And since people hate ads already, there aren’t a lot of places you can put your ads that they won’t get annoyed. But there’s one area to show your ads and keep bad user experience (UX) to a minimum: next level and pause moments.
Next level and pause moments
Generally, the best times to show your ads in any app is when they’re not obstructing user experience (UX) — and this is often when they pause their games or are preparing to move on to another level of the game.
This way, you annoy users less and get more conversions. As long as you make it easy for them to close your ad when they want to, your chances of angering them are few to none.
#5. Measuring ad results
When you run ads, you really want to know how they are performing. You want a Return On Advertising Spend (ROAS). It’s calculated as Revenue / Cost = ROAS.
And your ROAS is dependent on most of the key metrics (aka KPIs) we’ve covered in this guide:
- Impressions – the number of times people see your ads
- Clickthrough rates (CTRs) – the rate at which they click your ads
- Install rates (IRs) – the rate at which clicks lead to installs
- Cost per Installs (CPIs) – the money you spend per install
These are all important metrics to monitor as you run your ads so you can adjust your campaign components accordingly. And they affect one another — for example, when your clickthrough rates go down, install rates could follow suit, and CPI will likely jump.
So you need to monitor these metrics closely and make adjustments to your campaigns and ads where needed. In the end, when you have good numbers on these metrics, you’ll have good ROAS as well.
Also good to note: advertisers try to calculate the lifetime value (LTV) of their users. And they often do this per advertising channel. This is referred to as mobile attribution.
It’s quite a deep subject with companies like Adjust, Appsflyer, and Kochava to name a few offering solutions to this problem. Yet all quite pricey.
To recap, here are major takeaways from this guide:
- Cross promotions are often the lowest-cost ads you can run
- As you run your ads, monitor key performance indicators so you know which ads to stop vs. those to keep spending on
- Interstitial and playable ads are usually the best formats to run your ads with
- Mobile game banner ads are great to retarget ads as well

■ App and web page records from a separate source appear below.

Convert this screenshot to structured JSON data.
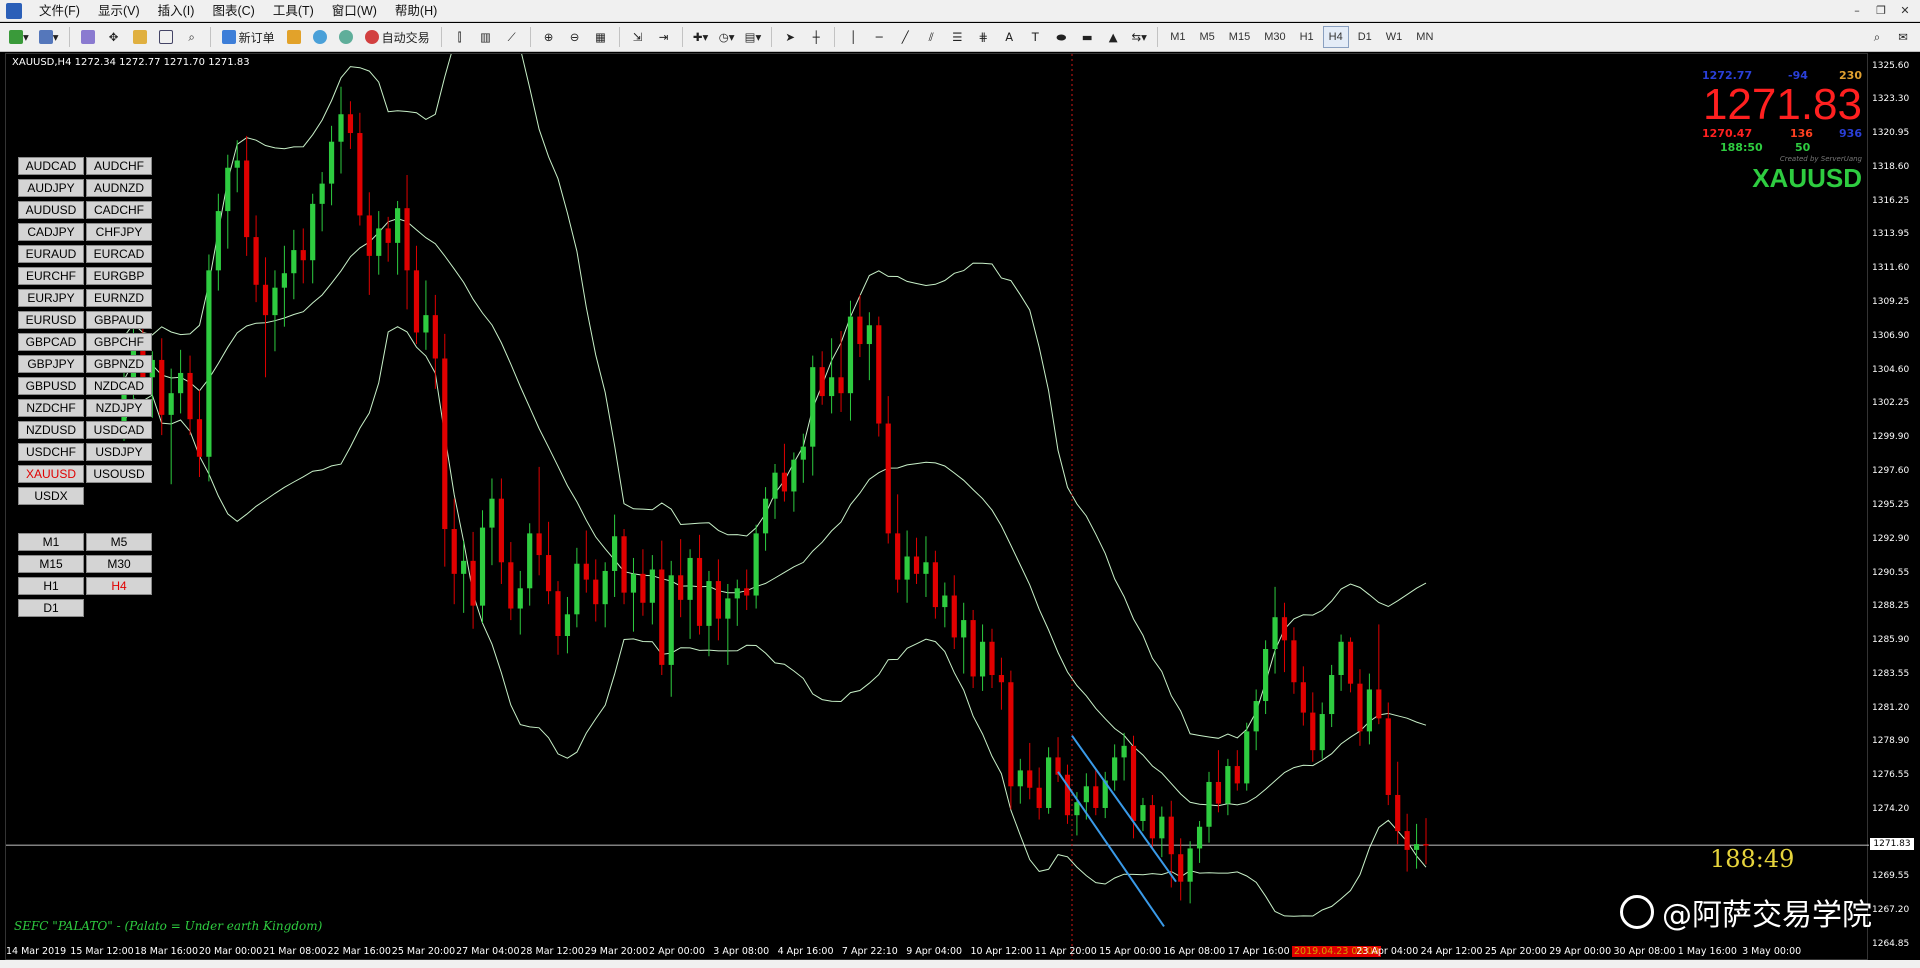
{
  "menu": [
    "文件(F)",
    "显示(V)",
    "插入(I)",
    "图表(C)",
    "工具(T)",
    "窗口(W)",
    "帮助(H)"
  ],
  "toolbar": {
    "new_order": "新订单",
    "auto_trade": "自动交易",
    "timeframes": [
      "M1",
      "M5",
      "M15",
      "M30",
      "H1",
      "H4",
      "D1",
      "W1",
      "MN"
    ],
    "active_timeframe": "H4"
  },
  "chart": {
    "header": "XAUUSD,H4  1272.34 1272.77 1271.70 1271.83",
    "watermark": "SEFC \"PALATO\" - (Palato = Under earth Kingdom)",
    "timer": "188:49",
    "current_price_label": "1271.83",
    "price_axis": [
      "1325.60",
      "1323.30",
      "1320.95",
      "1318.60",
      "1316.25",
      "1313.95",
      "1311.60",
      "1309.25",
      "1306.90",
      "1304.60",
      "1302.25",
      "1299.90",
      "1297.60",
      "1295.25",
      "1292.90",
      "1290.55",
      "1288.25",
      "1285.90",
      "1283.55",
      "1281.20",
      "1278.90",
      "1276.55",
      "1274.20",
      "1271.83",
      "1269.55",
      "1267.20",
      "1264.85"
    ],
    "time_axis": [
      "14 Mar 2019",
      "15 Mar 12:00",
      "18 Mar 16:00",
      "20 Mar 00:00",
      "21 Mar 08:00",
      "22 Mar 16:00",
      "25 Mar 20:00",
      "27 Mar 04:00",
      "28 Mar 12:00",
      "29 Mar 20:00",
      "2 Apr 00:00",
      "3 Apr 08:00",
      "4 Apr 16:00",
      "7 Apr 22:10",
      "9 Apr 04:00",
      "10 Apr 12:00",
      "11 Apr 20:00",
      "15 Apr 00:00",
      "16 Apr 08:00",
      "17 Apr 16:00",
      "2019.04.23 08:00",
      "23 Apr 04:00",
      "24 Apr 12:00",
      "25 Apr 20:00",
      "29 Apr 00:00",
      "30 Apr 08:00",
      "1 May 16:00",
      "3 May 00:00"
    ],
    "highlighted_time": "2019.04.23 08:00"
  },
  "info_panel": {
    "ask": "1272.77",
    "spread": "-94",
    "value_right": "230",
    "bid_big": "1271.83",
    "low": "1270.47",
    "pips": "136",
    "value_blue": "936",
    "timer_green": "188:50",
    "value_green": "50",
    "credit": "Created by ServerUang",
    "symbol": "XAUUSD",
    "colors": {
      "ask": "#2a3fd8",
      "spread": "#2a3fd8",
      "value_right": "#e0a030",
      "bid": "#ff2020",
      "low": "#ff2020",
      "pips": "#ff4020",
      "value_blue": "#2a3fd8",
      "green": "#2ecc40"
    }
  },
  "symbols": [
    "AUDCAD",
    "AUDCHF",
    "AUDJPY",
    "AUDNZD",
    "AUDUSD",
    "CADCHF",
    "CADJPY",
    "CHFJPY",
    "EURAUD",
    "EURCAD",
    "EURCHF",
    "EURGBP",
    "EURJPY",
    "EURNZD",
    "EURUSD",
    "GBPAUD",
    "GBPCAD",
    "GBPCHF",
    "GBPJPY",
    "GBPNZD",
    "GBPUSD",
    "NZDCAD",
    "NZDCHF",
    "NZDJPY",
    "NZDUSD",
    "USDCAD",
    "USDCHF",
    "USDJPY",
    "XAUUSD",
    "USOUSD",
    "USDX"
  ],
  "active_symbol": "XAUUSD",
  "timeframe_buttons": [
    "M1",
    "M5",
    "M15",
    "M30",
    "H1",
    "H4",
    "D1"
  ],
  "brand": "@阿萨交易学院",
  "chart_data": {
    "type": "candlestick",
    "ylim": [
      1264.85,
      1325.6
    ],
    "bull_color": "#2ecc40",
    "bear_color": "#e00000",
    "candles": [
      [
        1300.5,
        1305.2,
        1299.8,
        1304.0
      ],
      [
        1304.0,
        1307.9,
        1302.5,
        1306.6
      ],
      [
        1306.6,
        1308.3,
        1303.1,
        1304.2
      ],
      [
        1304.2,
        1306.0,
        1301.4,
        1305.4
      ],
      [
        1305.4,
        1306.9,
        1300.2,
        1301.6
      ],
      [
        1301.6,
        1304.8,
        1296.8,
        1303.1
      ],
      [
        1303.1,
        1306.1,
        1301.7,
        1304.5
      ],
      [
        1304.5,
        1305.7,
        1300.2,
        1301.3
      ],
      [
        1301.3,
        1303.3,
        1297.3,
        1298.7
      ],
      [
        1298.7,
        1312.7,
        1297.0,
        1311.6
      ],
      [
        1311.6,
        1316.9,
        1310.2,
        1315.7
      ],
      [
        1315.7,
        1319.6,
        1313.1,
        1318.7
      ],
      [
        1318.7,
        1320.6,
        1317.0,
        1319.2
      ],
      [
        1319.2,
        1320.9,
        1312.6,
        1313.9
      ],
      [
        1313.9,
        1315.4,
        1309.4,
        1310.6
      ],
      [
        1310.6,
        1312.5,
        1304.2,
        1308.5
      ],
      [
        1308.5,
        1311.6,
        1306.0,
        1310.4
      ],
      [
        1310.4,
        1313.3,
        1307.7,
        1311.4
      ],
      [
        1311.4,
        1314.4,
        1309.6,
        1313.0
      ],
      [
        1313.0,
        1314.5,
        1310.7,
        1312.3
      ],
      [
        1312.3,
        1316.9,
        1310.7,
        1316.2
      ],
      [
        1316.2,
        1318.4,
        1314.3,
        1317.6
      ],
      [
        1317.6,
        1321.6,
        1316.1,
        1320.5
      ],
      [
        1320.5,
        1324.3,
        1318.3,
        1322.4
      ],
      [
        1322.4,
        1323.3,
        1320.0,
        1321.1
      ],
      [
        1321.1,
        1322.5,
        1314.7,
        1315.4
      ],
      [
        1315.4,
        1317.0,
        1309.9,
        1312.6
      ],
      [
        1312.6,
        1315.7,
        1311.3,
        1314.5
      ],
      [
        1314.5,
        1315.3,
        1312.2,
        1313.5
      ],
      [
        1313.5,
        1316.4,
        1311.3,
        1315.9
      ],
      [
        1315.9,
        1318.2,
        1308.9,
        1311.6
      ],
      [
        1311.6,
        1313.3,
        1306.5,
        1307.3
      ],
      [
        1307.3,
        1310.9,
        1306.1,
        1308.5
      ],
      [
        1308.5,
        1309.9,
        1303.4,
        1305.5
      ],
      [
        1305.5,
        1307.2,
        1291.1,
        1293.7
      ],
      [
        1293.7,
        1295.8,
        1288.5,
        1290.6
      ],
      [
        1290.6,
        1292.9,
        1287.9,
        1291.5
      ],
      [
        1291.5,
        1293.5,
        1286.8,
        1288.4
      ],
      [
        1288.4,
        1295.0,
        1287.2,
        1293.8
      ],
      [
        1293.8,
        1297.2,
        1291.2,
        1295.8
      ],
      [
        1295.8,
        1297.2,
        1289.9,
        1291.4
      ],
      [
        1291.4,
        1292.8,
        1287.4,
        1288.2
      ],
      [
        1288.2,
        1290.8,
        1286.4,
        1289.6
      ],
      [
        1289.6,
        1294.1,
        1288.4,
        1293.4
      ],
      [
        1293.4,
        1298.0,
        1290.5,
        1291.9
      ],
      [
        1291.9,
        1294.2,
        1288.5,
        1289.4
      ],
      [
        1289.4,
        1290.1,
        1285.0,
        1286.3
      ],
      [
        1286.3,
        1289.0,
        1285.1,
        1287.8
      ],
      [
        1287.8,
        1292.4,
        1286.9,
        1291.3
      ],
      [
        1291.3,
        1293.6,
        1289.3,
        1290.2
      ],
      [
        1290.2,
        1291.6,
        1287.3,
        1288.5
      ],
      [
        1288.5,
        1291.4,
        1286.9,
        1290.8
      ],
      [
        1290.8,
        1294.7,
        1289.0,
        1293.2
      ],
      [
        1293.2,
        1293.7,
        1288.5,
        1289.3
      ],
      [
        1289.3,
        1291.7,
        1286.6,
        1290.6
      ],
      [
        1290.6,
        1292.3,
        1287.7,
        1288.6
      ],
      [
        1288.6,
        1291.9,
        1287.1,
        1290.9
      ],
      [
        1290.9,
        1292.9,
        1283.6,
        1284.3
      ],
      [
        1284.3,
        1291.5,
        1282.1,
        1290.5
      ],
      [
        1290.5,
        1293.0,
        1287.6,
        1288.8
      ],
      [
        1288.8,
        1292.3,
        1286.1,
        1291.7
      ],
      [
        1291.7,
        1293.3,
        1286.4,
        1287.0
      ],
      [
        1287.0,
        1290.8,
        1284.9,
        1290.1
      ],
      [
        1290.1,
        1291.6,
        1286.0,
        1287.5
      ],
      [
        1287.5,
        1289.9,
        1284.3,
        1288.9
      ],
      [
        1288.9,
        1290.2,
        1287.0,
        1289.6
      ],
      [
        1289.6,
        1290.9,
        1288.1,
        1289.1
      ],
      [
        1289.1,
        1294.0,
        1288.2,
        1293.4
      ],
      [
        1293.4,
        1296.6,
        1292.2,
        1295.8
      ],
      [
        1295.8,
        1298.2,
        1294.4,
        1297.6
      ],
      [
        1297.6,
        1299.6,
        1295.6,
        1296.3
      ],
      [
        1296.3,
        1299.0,
        1294.9,
        1298.5
      ],
      [
        1298.5,
        1300.3,
        1296.9,
        1299.4
      ],
      [
        1299.4,
        1305.7,
        1297.4,
        1304.9
      ],
      [
        1304.9,
        1306.0,
        1302.3,
        1302.9
      ],
      [
        1302.9,
        1306.9,
        1301.7,
        1304.2
      ],
      [
        1304.2,
        1307.4,
        1301.8,
        1303.1
      ],
      [
        1303.1,
        1309.5,
        1301.2,
        1308.4
      ],
      [
        1308.4,
        1309.9,
        1305.6,
        1306.5
      ],
      [
        1306.5,
        1308.7,
        1304.0,
        1307.8
      ],
      [
        1307.8,
        1308.4,
        1300.1,
        1301.0
      ],
      [
        1301.0,
        1302.9,
        1292.7,
        1293.4
      ],
      [
        1293.4,
        1296.1,
        1289.3,
        1290.2
      ],
      [
        1290.2,
        1293.6,
        1288.6,
        1291.8
      ],
      [
        1291.8,
        1293.1,
        1289.9,
        1290.6
      ],
      [
        1290.6,
        1293.2,
        1289.0,
        1291.4
      ],
      [
        1291.4,
        1292.2,
        1287.5,
        1288.3
      ],
      [
        1288.3,
        1290.0,
        1286.9,
        1289.1
      ],
      [
        1289.1,
        1290.5,
        1285.4,
        1286.2
      ],
      [
        1286.2,
        1288.6,
        1283.7,
        1287.4
      ],
      [
        1287.4,
        1288.1,
        1282.7,
        1283.5
      ],
      [
        1283.5,
        1287.1,
        1282.5,
        1285.9
      ],
      [
        1285.9,
        1286.8,
        1282.7,
        1283.6
      ],
      [
        1283.6,
        1284.8,
        1281.2,
        1283.1
      ],
      [
        1283.1,
        1283.9,
        1274.3,
        1275.9
      ],
      [
        1275.9,
        1277.8,
        1274.7,
        1277.0
      ],
      [
        1277.0,
        1278.9,
        1275.0,
        1275.8
      ],
      [
        1275.8,
        1277.2,
        1273.6,
        1274.4
      ],
      [
        1274.4,
        1278.6,
        1274.0,
        1277.9
      ],
      [
        1277.9,
        1279.3,
        1276.2,
        1276.7
      ],
      [
        1276.7,
        1277.4,
        1273.3,
        1273.9
      ],
      [
        1273.9,
        1275.5,
        1272.5,
        1274.8
      ],
      [
        1274.8,
        1276.8,
        1273.6,
        1275.9
      ],
      [
        1275.9,
        1277.0,
        1273.9,
        1274.4
      ],
      [
        1274.4,
        1276.9,
        1273.7,
        1276.3
      ],
      [
        1276.3,
        1278.8,
        1275.6,
        1277.9
      ],
      [
        1277.9,
        1279.6,
        1276.3,
        1278.7
      ],
      [
        1278.7,
        1279.4,
        1272.3,
        1273.5
      ],
      [
        1273.5,
        1275.1,
        1272.8,
        1274.6
      ],
      [
        1274.6,
        1275.3,
        1271.6,
        1272.3
      ],
      [
        1272.3,
        1274.5,
        1271.0,
        1273.8
      ],
      [
        1273.8,
        1274.9,
        1268.9,
        1271.2
      ],
      [
        1271.2,
        1272.3,
        1268.0,
        1269.3
      ],
      [
        1269.3,
        1272.1,
        1267.8,
        1271.6
      ],
      [
        1271.6,
        1273.5,
        1270.6,
        1273.1
      ],
      [
        1273.1,
        1276.9,
        1272.0,
        1276.2
      ],
      [
        1276.2,
        1278.4,
        1274.1,
        1274.7
      ],
      [
        1274.7,
        1277.8,
        1273.9,
        1277.3
      ],
      [
        1277.3,
        1278.4,
        1275.6,
        1276.1
      ],
      [
        1276.1,
        1280.3,
        1275.6,
        1279.7
      ],
      [
        1279.7,
        1282.6,
        1278.4,
        1281.8
      ],
      [
        1281.8,
        1286.0,
        1280.9,
        1285.4
      ],
      [
        1285.4,
        1289.7,
        1283.7,
        1287.6
      ],
      [
        1287.6,
        1288.6,
        1283.8,
        1286.0
      ],
      [
        1286.0,
        1286.9,
        1282.3,
        1283.1
      ],
      [
        1283.1,
        1284.2,
        1280.1,
        1281.0
      ],
      [
        1281.0,
        1282.4,
        1277.6,
        1278.4
      ],
      [
        1278.4,
        1281.7,
        1277.8,
        1280.9
      ],
      [
        1280.9,
        1284.3,
        1280.0,
        1283.6
      ],
      [
        1283.6,
        1286.4,
        1282.5,
        1285.9
      ],
      [
        1285.9,
        1286.2,
        1282.4,
        1283.0
      ],
      [
        1283.0,
        1284.0,
        1278.7,
        1279.7
      ],
      [
        1279.7,
        1283.7,
        1278.8,
        1282.6
      ],
      [
        1282.6,
        1287.1,
        1280.2,
        1280.6
      ],
      [
        1280.6,
        1281.7,
        1274.6,
        1275.3
      ],
      [
        1275.3,
        1277.6,
        1271.9,
        1272.8
      ],
      [
        1272.8,
        1274.0,
        1270.0,
        1271.5
      ],
      [
        1271.5,
        1273.3,
        1270.2,
        1271.9
      ],
      [
        1271.9,
        1273.7,
        1270.5,
        1271.8
      ]
    ]
  }
}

- Don’t ruin user experience when promoting your game; level pause moments
- Use pause and next level moments as opportunities to run your mobile game ads without ruining user experience